The star of the savory dishes for us was the bone-in pork chop. Not only was it a serving ample enough for two (so was the steak), the seasoning and cook were both on point.The warm fingerling potato salad was reminiscent of a mustard-based German potato salad, and al dente green beans were served as another side. The entire plate was drizzled with an apple barbecue sauce that perfectly paired with the dish.

To finish our meal we ordered three of the four desserts, and let me just say this: I’m ordering dessert first next time. Hey, don’t judge!

Dad’s Cake, described as a flourless chocolate cake, pecan praline, chocolate coconut mousse, coconut snow. Holy schmoly! No. Words! Except that prior to this, the best dessert I’d ever had was at Buddakan in NYC. No kidding. That one was a chocolate something with a few caramel dots, so maybeeee……. I don’t know. It’s literally even Steven. I normally don’t order dessert except at super nice restaurants where the presentation blows your socks (or heels) off, and I’ve had my share of flourless chocolate cakes because, well, gluten is an issue. Most flourless cakes are so dense you almost need a knife to cut them, but not this one at Blue Jay Bistro. It was topped with a light mousse and beautiful sugar work, had frozen “coconut snow” on the side and pecan pralines for garnish. It was just a work of art, as were our other desserts.

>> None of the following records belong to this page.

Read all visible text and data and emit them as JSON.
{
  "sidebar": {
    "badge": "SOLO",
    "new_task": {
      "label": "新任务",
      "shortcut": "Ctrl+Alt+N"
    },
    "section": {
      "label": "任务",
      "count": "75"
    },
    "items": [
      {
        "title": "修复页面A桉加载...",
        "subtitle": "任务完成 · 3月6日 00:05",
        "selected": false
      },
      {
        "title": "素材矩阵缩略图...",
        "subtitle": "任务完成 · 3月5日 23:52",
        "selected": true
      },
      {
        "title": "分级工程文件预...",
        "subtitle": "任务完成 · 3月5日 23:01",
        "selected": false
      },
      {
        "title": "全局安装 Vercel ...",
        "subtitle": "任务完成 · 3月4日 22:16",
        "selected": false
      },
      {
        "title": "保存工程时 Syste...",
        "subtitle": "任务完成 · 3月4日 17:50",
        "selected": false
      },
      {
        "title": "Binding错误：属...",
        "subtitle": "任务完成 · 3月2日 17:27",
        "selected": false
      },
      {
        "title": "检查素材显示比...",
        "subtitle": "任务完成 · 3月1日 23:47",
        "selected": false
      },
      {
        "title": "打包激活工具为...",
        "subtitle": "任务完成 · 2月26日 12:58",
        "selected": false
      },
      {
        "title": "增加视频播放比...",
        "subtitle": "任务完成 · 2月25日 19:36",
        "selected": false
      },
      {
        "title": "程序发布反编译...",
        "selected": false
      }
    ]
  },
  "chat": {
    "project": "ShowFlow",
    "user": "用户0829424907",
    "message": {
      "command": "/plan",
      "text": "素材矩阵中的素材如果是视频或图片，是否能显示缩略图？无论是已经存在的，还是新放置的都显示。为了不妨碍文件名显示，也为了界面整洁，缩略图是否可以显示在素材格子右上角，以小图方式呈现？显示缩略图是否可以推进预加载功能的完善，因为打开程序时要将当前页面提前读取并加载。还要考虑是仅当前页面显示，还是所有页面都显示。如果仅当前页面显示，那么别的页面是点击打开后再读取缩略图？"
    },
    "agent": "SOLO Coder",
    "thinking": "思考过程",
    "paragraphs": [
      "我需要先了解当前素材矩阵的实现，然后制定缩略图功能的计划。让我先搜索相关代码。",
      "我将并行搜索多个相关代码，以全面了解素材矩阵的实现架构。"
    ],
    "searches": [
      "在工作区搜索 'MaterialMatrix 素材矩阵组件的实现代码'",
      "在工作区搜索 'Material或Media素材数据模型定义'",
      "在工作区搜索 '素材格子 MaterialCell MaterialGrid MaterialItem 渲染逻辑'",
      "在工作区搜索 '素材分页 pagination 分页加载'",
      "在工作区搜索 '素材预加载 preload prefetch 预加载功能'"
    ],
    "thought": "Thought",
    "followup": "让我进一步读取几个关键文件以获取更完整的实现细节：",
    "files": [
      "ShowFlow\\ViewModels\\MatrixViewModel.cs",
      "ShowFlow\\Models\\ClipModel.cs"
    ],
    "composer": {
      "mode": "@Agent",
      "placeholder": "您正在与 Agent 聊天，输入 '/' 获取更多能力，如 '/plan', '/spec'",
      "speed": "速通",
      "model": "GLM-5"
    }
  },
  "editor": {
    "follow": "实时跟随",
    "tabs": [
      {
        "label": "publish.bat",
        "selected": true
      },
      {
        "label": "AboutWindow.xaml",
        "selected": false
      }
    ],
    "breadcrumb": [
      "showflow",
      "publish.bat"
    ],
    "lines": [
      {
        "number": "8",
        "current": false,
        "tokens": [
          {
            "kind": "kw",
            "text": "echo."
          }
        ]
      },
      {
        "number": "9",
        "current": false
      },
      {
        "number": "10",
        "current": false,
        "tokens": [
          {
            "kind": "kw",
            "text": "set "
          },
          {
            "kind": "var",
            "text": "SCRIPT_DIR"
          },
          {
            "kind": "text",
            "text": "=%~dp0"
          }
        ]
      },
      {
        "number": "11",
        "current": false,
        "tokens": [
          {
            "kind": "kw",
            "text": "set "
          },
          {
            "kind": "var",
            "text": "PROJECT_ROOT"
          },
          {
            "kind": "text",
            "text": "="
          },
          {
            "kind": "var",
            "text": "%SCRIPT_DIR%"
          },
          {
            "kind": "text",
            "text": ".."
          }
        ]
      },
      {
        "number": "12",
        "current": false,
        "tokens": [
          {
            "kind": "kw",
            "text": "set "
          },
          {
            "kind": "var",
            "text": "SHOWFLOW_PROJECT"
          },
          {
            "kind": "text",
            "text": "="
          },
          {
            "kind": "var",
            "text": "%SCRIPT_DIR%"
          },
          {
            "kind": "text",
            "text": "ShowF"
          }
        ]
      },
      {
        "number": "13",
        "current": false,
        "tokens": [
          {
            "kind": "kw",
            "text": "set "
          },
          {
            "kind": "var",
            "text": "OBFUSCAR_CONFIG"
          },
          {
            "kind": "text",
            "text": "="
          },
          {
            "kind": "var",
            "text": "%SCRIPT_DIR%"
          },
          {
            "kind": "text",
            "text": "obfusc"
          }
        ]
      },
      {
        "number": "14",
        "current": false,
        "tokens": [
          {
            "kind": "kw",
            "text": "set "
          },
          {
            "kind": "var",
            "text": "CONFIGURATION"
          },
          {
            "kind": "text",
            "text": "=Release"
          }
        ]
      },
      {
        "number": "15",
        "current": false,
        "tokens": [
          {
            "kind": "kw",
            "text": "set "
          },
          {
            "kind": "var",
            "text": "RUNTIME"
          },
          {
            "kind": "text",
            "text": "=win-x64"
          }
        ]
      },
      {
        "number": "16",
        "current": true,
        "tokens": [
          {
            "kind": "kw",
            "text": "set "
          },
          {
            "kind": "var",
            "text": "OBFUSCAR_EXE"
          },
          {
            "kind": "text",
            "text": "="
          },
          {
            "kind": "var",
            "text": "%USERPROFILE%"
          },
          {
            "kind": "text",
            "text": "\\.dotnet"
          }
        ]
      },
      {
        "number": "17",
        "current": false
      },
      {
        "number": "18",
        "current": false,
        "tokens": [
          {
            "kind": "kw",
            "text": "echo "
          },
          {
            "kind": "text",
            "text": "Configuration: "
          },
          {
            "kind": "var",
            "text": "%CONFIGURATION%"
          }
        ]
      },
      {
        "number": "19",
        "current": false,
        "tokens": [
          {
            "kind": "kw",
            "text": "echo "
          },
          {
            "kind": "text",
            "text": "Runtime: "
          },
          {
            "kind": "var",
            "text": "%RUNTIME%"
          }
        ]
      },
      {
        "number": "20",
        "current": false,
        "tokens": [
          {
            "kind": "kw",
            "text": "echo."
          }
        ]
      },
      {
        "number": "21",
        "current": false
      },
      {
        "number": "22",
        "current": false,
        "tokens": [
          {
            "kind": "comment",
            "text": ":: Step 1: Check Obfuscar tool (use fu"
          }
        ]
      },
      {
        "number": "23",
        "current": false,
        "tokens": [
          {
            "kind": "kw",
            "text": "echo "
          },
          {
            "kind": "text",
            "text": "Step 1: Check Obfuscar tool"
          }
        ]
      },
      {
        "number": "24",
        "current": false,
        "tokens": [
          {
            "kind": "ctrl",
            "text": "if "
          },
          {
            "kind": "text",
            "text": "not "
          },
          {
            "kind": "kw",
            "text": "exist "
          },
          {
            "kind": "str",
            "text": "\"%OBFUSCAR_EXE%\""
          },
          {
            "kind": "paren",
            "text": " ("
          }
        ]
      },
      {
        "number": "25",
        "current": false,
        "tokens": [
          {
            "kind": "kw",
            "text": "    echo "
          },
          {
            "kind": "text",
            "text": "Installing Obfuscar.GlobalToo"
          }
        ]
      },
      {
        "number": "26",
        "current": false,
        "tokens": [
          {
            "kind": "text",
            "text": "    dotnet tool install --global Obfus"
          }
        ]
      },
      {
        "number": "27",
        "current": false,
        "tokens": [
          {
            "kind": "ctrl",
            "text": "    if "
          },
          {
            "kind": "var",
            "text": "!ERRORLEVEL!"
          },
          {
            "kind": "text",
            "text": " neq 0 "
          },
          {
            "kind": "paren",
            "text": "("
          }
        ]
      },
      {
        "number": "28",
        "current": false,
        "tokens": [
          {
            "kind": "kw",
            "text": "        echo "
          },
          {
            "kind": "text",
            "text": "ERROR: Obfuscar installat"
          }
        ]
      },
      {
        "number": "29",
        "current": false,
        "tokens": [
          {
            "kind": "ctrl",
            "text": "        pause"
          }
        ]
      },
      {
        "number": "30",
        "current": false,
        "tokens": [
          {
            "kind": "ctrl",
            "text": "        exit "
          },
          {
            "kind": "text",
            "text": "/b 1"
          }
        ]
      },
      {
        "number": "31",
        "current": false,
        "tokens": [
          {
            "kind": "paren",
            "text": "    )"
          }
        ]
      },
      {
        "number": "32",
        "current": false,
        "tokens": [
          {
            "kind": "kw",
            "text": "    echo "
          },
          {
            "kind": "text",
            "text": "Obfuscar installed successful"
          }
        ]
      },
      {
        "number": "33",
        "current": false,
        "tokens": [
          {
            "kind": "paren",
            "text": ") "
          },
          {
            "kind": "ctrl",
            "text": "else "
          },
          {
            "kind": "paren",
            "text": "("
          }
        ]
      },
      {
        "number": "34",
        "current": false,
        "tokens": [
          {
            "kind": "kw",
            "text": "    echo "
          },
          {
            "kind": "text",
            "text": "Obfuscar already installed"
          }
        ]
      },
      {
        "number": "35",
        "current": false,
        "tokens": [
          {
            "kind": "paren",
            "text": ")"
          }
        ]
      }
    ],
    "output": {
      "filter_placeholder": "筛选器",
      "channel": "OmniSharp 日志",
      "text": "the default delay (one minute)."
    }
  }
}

The second chocolate dessert we ordered was the Saigon Sunset, highlighted by airy pieces of chocolate gateau sponge cake, lace cookies, condensed milk custard, Baileys ganache and espresso. This was ordered by someone who doesn’t have much of a sweet tooth and who isn’t a huge fan of chocolate, nor of espresso. He couldn’t stop talking about it, or the fact that he could eat the flower garnish. I have to admit, I didn’t taste a lot of this dessert because, well, mine! But I did give it a little try, it was crazy good, and the plate showed evidence of a little molecular gastronomy happening back in the kitchen with some dessert caviar — the espresso, perhaps — on the plate. 

The final dessert, Life’s Best Lemons, was one of the best citrus desserts I’ve had, consisting of lemon drop sorbet, toasted marshmallow fluff, brown butter crumb, lemon curd, and lemon verbena. The plate was beautifully presented, and the dessert itself was bright and ideally suited for the dog days of summer.

While we were dining, we noticed others fully enjoying their experience at Blue Jay Bistro, chatting with the restaurant’s staff, taking photographs of the glorious space (and plates), smiling and laughing, and speaking to each other — friends and neighbors — about how wonderful it is to have such a great restaurant so close to home.

I couldn’t agree more and look forward to returning often (reservations required), especially to see what new offerings will be on the menu as seasonal changes are made.

To make a reservation at Blue Jay Bistro, visit bluejaybistro.com or opentable.com. The restaurant, at 141 S. Main St., Littleton, is open Wednesday-Thursday, 5-9 p.m. and Friday-Saturday 4-11 p.m.

If you’re lucky enough to have Tyler as your waiter, be sure to write a little note on your dinner check as you’re leaving. It genuinely makes him smile.